## Given records:

+-------+

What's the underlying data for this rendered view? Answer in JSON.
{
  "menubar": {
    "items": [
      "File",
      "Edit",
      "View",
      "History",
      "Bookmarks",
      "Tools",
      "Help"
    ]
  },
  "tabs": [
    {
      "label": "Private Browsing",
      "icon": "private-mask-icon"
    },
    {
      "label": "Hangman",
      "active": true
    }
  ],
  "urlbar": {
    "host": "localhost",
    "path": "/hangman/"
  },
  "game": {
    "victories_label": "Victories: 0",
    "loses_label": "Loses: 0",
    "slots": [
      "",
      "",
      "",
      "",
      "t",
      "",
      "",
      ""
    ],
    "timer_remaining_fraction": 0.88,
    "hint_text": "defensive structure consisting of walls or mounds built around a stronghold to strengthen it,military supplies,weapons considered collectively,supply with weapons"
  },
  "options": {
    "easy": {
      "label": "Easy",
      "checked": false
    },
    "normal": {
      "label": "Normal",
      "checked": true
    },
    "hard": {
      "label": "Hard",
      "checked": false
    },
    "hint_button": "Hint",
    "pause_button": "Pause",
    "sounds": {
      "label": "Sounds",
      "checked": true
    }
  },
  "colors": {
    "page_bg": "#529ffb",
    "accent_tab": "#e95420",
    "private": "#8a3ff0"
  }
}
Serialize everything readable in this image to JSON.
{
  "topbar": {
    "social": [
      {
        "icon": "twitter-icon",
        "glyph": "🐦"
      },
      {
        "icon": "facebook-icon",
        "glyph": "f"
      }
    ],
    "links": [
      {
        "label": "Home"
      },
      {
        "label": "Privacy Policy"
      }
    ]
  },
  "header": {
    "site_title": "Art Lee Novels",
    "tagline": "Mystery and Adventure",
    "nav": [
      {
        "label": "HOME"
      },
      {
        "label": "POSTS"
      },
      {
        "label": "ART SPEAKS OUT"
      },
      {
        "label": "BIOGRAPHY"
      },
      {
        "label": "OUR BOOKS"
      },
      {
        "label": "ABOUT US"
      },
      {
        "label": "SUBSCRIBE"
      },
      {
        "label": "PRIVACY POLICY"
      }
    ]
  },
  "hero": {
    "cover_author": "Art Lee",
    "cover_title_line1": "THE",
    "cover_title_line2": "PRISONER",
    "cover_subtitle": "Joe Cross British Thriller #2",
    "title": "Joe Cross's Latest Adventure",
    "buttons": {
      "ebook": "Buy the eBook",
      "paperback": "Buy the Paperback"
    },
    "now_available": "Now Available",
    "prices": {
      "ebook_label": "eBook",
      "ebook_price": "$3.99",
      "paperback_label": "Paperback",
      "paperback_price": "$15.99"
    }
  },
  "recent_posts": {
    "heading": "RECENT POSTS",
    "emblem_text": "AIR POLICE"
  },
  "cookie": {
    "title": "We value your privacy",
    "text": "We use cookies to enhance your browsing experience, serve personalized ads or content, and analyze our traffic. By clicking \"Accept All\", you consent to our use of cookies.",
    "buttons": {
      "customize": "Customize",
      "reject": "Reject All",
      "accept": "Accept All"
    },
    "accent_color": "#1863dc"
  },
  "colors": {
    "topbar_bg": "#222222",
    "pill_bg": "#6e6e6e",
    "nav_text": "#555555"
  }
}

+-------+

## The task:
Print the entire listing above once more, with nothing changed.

## The answer:
What's the underlying data for this rendered view? Answer in JSON.
{
  "menubar": {
    "items": [
      "File",
      "Edit",
      "View",
      "History",
      "Bookmarks",
      "Tools",
      "Help"
    ]
  },
  "tabs": [
    {
      "label": "Private Browsing",
      "icon": "private-mask-icon"
    },
    {
      "label": "Hangman",
      "active": true
    }
  ],
  "urlbar": {
    "host": "localhost",
    "path": "/hangman/"
  },
  "game": {
    "victories_label": "Victories: 0",
    "loses_label": "Loses: 0",
    "slots": [
      "",
      "",
      "",
      "",
      "t",
      "",
      "",
      ""
    ],
    "timer_remaining_fraction": 0.88,
    "hint_text": "defensive structure consisting of walls or mounds built around a stronghold to strengthen it,military supplies,weapons considered collectively,supply with weapons"
  },
  "options": {
    "easy": {
      "label": "Easy",
      "checked": false
    },
    "normal": {
      "label": "Normal",
      "checked": true
    },
    "hard": {
      "label": "Hard",
      "checked": false
    },
    "hint_button": "Hint",
    "pause_button": "Pause",
    "sounds": {
      "label": "Sounds",
      "checked": true
    }
  },
  "colors": {
    "page_bg": "#529ffb",
    "accent_tab": "#e95420",
    "private": "#8a3ff0"
  }
}
Serialize everything readable in this image to JSON.
{
  "topbar": {
    "social": [
      {
        "icon": "twitter-icon",
        "glyph": "🐦"
      },
      {
        "icon": "facebook-icon",
        "glyph": "f"
      }
    ],
    "links": [
      {
        "label": "Home"
      },
      {
        "label": "Privacy Policy"
      }
    ]
  },
  "header": {
    "site_title": "Art Lee Novels",
    "tagline": "Mystery and Adventure",
    "nav": [
      {
        "label": "HOME"
      },
      {
        "label": "POSTS"
      },
      {
        "label": "ART SPEAKS OUT"
      },
      {
        "label": "BIOGRAPHY"
      },
      {
        "label": "OUR BOOKS"
      },
      {
        "label": "ABOUT US"
      },
      {
        "label": "SUBSCRIBE"
      },
      {
        "label": "PRIVACY POLICY"
      }
    ]
  },
  "hero": {
    "cover_author": "Art Lee",
    "cover_title_line1": "THE",
    "cover_title_line2": "PRISONER",
    "cover_subtitle": "Joe Cross British Thriller #2",
    "title": "Joe Cross's Latest Adventure",
    "buttons": {
      "ebook": "Buy the eBook",
      "paperback": "Buy the Paperback"
    },
    "now_available": "Now Available",
    "prices": {
      "ebook_label": "eBook",
      "ebook_price": "$3.99",
      "paperback_label": "Paperback",
      "paperback_price": "$15.99"
    }
  },
  "recent_posts": {
    "heading": "RECENT POSTS",
    "emblem_text": "AIR POLICE"
  },
  "cookie": {
    "title": "We value your privacy",
    "text": "We use cookies to enhance your browsing experience, serve personalized ads or content, and analyze our traffic. By clicking \"Accept All\", you consent to our use of cookies.",
    "buttons": {
      "customize": "Customize",
      "reject": "Reject All",
      "accept": "Accept All"
    },
    "accent_color": "#1863dc"
  },
  "colors": {
    "topbar_bg": "#222222",
    "pill_bg": "#6e6e6e",
    "nav_text": "#555555"
  }
}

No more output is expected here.